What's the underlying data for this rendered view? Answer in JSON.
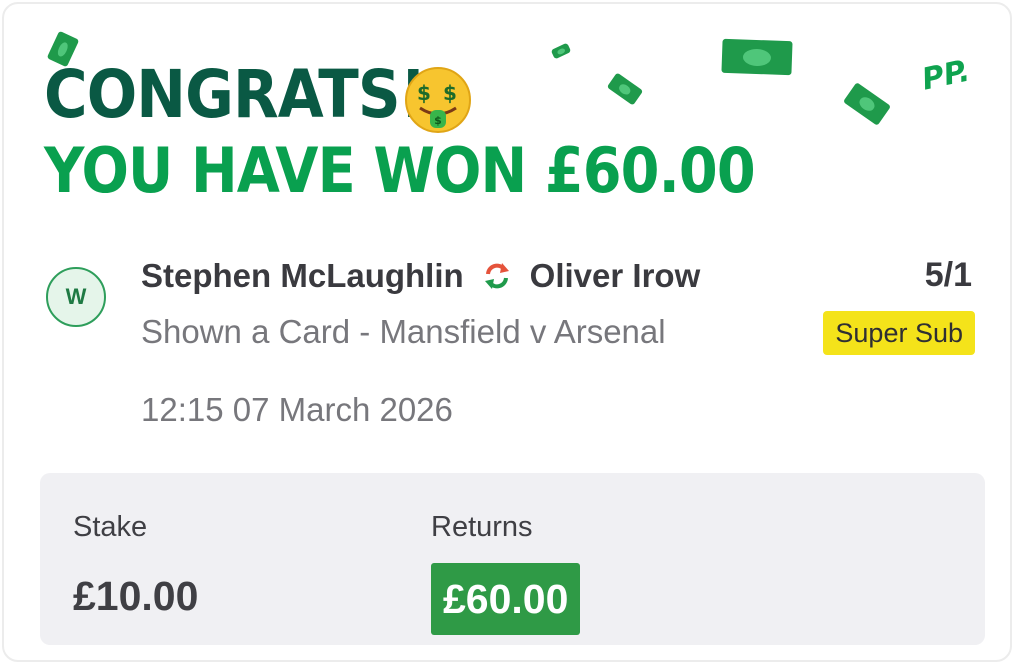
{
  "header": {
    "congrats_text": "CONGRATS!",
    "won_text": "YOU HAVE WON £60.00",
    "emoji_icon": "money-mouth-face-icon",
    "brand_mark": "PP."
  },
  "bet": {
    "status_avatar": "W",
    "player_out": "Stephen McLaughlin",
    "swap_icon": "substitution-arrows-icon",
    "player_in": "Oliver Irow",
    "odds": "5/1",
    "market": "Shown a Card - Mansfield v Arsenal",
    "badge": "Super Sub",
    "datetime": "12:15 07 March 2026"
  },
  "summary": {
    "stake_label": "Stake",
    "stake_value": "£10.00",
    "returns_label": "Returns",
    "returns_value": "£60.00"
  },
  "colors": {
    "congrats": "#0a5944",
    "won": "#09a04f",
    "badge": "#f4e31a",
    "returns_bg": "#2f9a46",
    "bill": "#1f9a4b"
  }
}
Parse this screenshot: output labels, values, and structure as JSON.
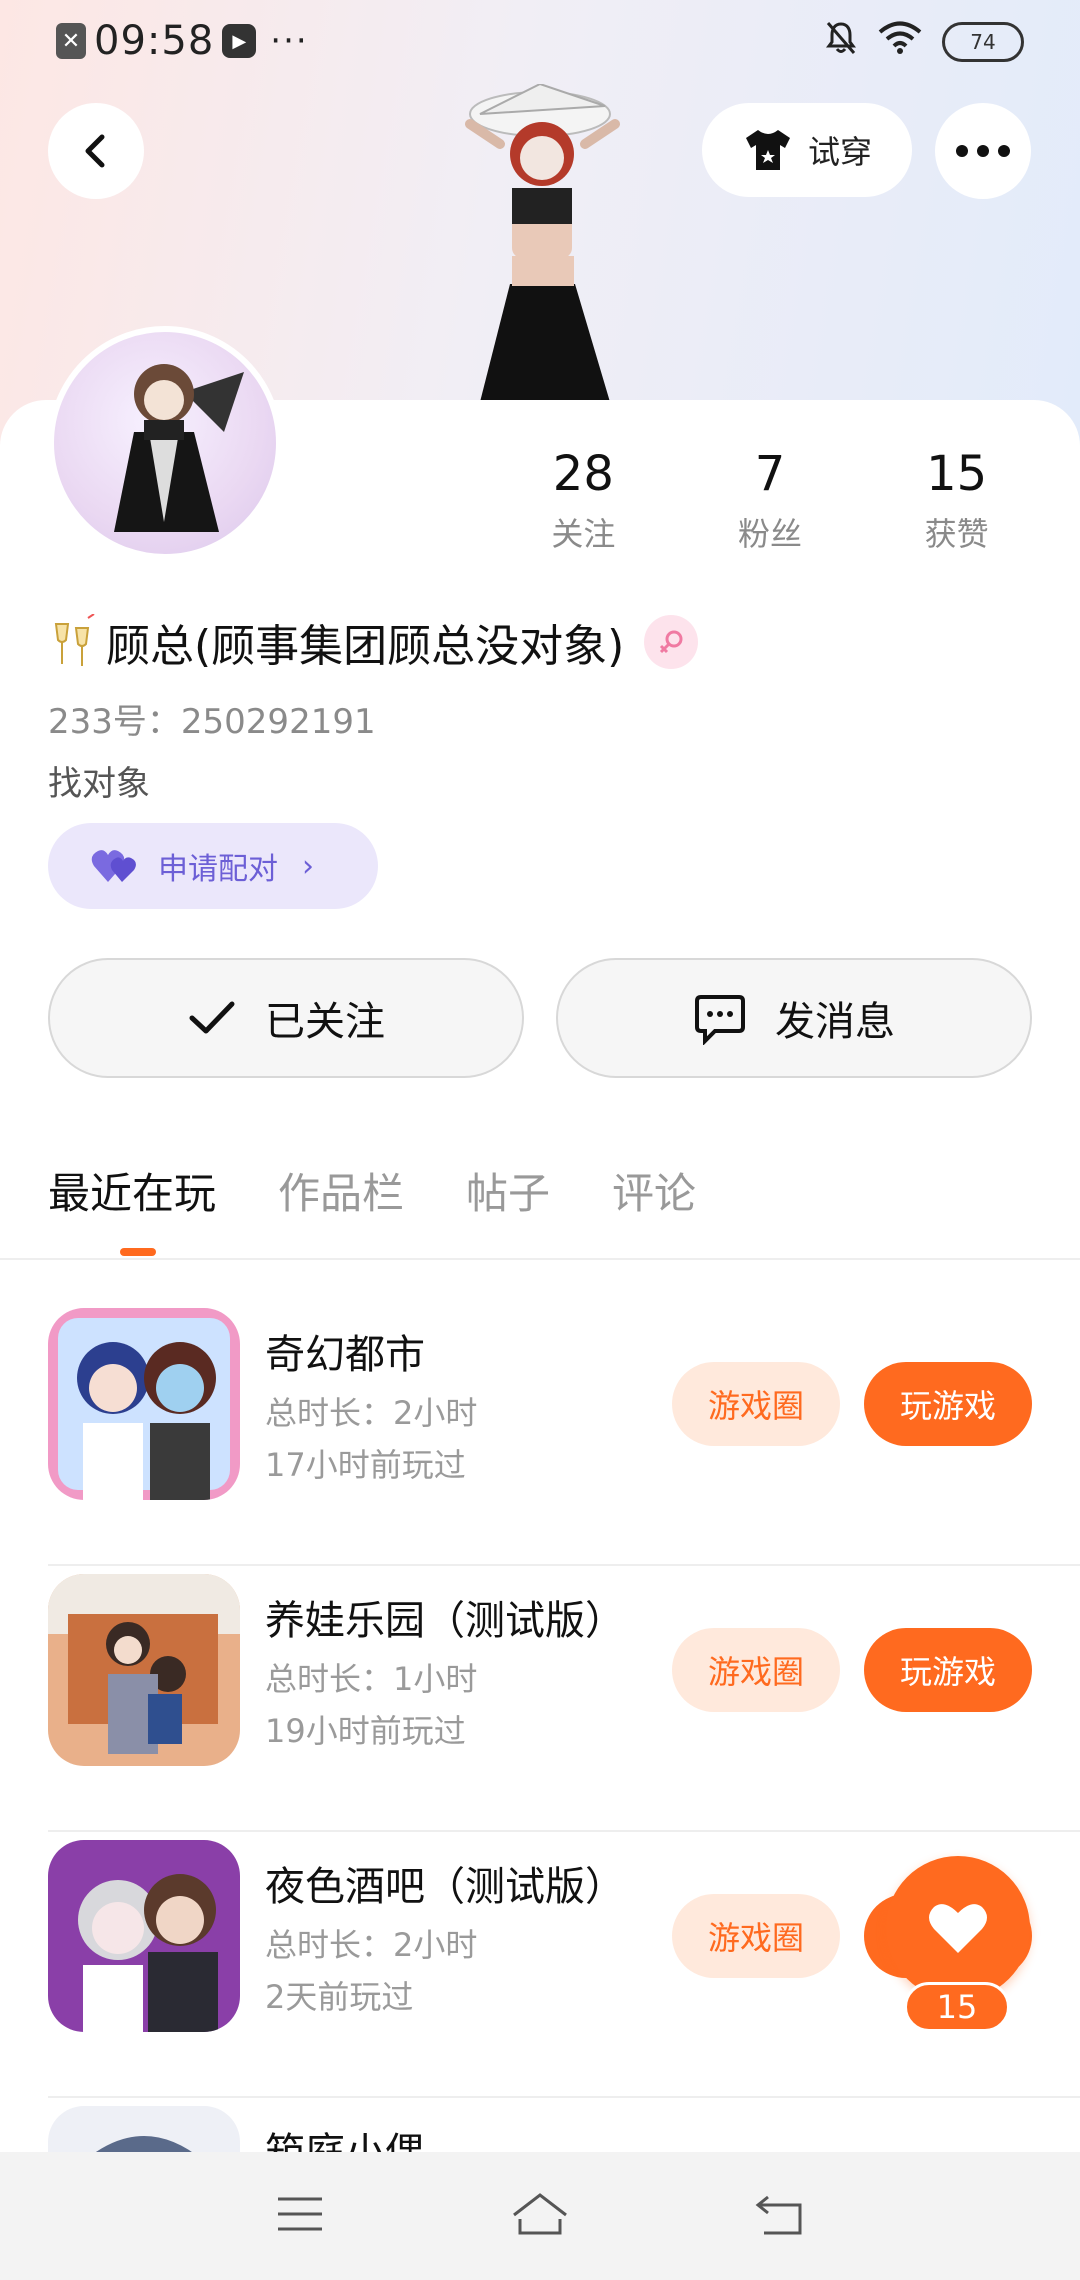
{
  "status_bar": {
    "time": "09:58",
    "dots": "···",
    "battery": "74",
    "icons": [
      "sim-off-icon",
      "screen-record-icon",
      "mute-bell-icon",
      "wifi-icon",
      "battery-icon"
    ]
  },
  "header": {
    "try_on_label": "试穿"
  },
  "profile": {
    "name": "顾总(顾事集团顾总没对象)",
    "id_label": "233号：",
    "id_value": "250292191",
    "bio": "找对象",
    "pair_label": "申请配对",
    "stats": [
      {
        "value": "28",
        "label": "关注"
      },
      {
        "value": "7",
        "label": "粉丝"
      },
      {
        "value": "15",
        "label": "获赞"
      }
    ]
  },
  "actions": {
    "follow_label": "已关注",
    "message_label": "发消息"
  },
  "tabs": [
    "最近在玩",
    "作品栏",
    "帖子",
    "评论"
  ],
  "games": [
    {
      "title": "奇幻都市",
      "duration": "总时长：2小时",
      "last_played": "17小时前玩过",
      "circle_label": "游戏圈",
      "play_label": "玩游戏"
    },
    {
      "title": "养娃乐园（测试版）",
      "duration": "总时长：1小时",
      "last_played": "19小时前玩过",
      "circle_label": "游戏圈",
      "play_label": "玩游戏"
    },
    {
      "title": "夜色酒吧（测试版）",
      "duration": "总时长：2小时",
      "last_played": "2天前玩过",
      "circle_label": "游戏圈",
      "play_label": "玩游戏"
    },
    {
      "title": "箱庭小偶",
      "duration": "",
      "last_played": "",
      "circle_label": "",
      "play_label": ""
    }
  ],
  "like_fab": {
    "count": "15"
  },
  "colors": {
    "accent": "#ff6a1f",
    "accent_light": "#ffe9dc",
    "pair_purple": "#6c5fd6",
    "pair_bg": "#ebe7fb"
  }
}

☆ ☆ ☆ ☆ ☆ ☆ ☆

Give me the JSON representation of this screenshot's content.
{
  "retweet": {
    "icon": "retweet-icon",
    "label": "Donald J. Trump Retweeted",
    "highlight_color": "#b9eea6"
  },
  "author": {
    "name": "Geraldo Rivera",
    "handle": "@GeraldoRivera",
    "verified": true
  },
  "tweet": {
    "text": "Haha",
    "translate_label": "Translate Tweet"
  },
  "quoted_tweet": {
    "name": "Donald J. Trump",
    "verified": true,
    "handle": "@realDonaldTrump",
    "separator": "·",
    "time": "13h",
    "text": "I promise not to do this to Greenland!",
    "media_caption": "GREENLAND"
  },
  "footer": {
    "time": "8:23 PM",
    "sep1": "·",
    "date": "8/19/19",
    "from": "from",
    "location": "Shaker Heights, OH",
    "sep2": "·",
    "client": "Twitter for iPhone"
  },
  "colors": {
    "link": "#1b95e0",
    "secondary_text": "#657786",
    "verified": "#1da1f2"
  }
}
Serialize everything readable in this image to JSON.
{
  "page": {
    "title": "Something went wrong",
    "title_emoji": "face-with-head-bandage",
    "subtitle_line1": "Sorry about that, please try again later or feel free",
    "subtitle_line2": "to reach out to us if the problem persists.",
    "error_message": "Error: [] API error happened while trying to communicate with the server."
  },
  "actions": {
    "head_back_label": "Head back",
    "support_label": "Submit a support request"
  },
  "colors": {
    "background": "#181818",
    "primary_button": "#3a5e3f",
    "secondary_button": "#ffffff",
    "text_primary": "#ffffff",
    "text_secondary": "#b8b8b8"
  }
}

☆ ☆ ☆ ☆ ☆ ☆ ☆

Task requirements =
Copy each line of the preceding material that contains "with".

Task result =
    "title_emoji": "face-with-head-bandage",
    "error_message": "Error: [] API error happened while trying to communicate with the server."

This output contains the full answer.